===== Source material

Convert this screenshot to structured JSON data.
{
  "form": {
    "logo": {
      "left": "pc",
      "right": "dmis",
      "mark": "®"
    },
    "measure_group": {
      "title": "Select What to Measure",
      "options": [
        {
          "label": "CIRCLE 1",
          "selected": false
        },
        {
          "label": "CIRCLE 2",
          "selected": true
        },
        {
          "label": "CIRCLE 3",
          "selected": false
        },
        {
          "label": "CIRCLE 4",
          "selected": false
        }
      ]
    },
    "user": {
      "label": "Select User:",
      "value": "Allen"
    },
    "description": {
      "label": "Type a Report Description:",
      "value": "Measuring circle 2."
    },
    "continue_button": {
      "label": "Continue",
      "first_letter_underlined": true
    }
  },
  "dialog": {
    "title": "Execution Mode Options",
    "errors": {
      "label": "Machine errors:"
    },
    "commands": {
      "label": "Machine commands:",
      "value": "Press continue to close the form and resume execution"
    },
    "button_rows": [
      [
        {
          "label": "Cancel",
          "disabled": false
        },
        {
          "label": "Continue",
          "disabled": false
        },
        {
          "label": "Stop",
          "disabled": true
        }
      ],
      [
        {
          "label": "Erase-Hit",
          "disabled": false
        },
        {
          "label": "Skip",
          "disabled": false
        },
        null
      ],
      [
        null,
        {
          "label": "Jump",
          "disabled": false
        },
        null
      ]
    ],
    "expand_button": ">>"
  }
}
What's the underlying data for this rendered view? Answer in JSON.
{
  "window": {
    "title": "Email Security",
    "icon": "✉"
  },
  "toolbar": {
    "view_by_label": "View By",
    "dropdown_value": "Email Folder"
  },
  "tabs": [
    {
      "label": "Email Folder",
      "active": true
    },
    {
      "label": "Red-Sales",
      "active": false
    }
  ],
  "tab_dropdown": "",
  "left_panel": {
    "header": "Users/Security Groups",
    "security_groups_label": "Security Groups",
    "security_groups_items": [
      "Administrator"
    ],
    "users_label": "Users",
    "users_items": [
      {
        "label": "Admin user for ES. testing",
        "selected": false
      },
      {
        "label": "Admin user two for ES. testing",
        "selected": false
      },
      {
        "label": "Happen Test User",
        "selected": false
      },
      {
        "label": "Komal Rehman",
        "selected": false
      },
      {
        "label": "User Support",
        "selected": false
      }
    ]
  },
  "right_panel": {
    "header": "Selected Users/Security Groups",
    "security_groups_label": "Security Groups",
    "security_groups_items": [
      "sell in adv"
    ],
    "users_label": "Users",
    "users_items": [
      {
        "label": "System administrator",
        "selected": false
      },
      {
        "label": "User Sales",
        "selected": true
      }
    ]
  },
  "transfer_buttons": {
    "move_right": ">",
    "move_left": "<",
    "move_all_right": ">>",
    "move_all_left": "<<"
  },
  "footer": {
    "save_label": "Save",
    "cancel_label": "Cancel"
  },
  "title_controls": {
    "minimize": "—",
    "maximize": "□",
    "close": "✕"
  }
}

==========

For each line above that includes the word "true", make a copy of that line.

          "selected": true
      "first_letter_underlined": true
          "disabled": true
      "active": true
        "selected": true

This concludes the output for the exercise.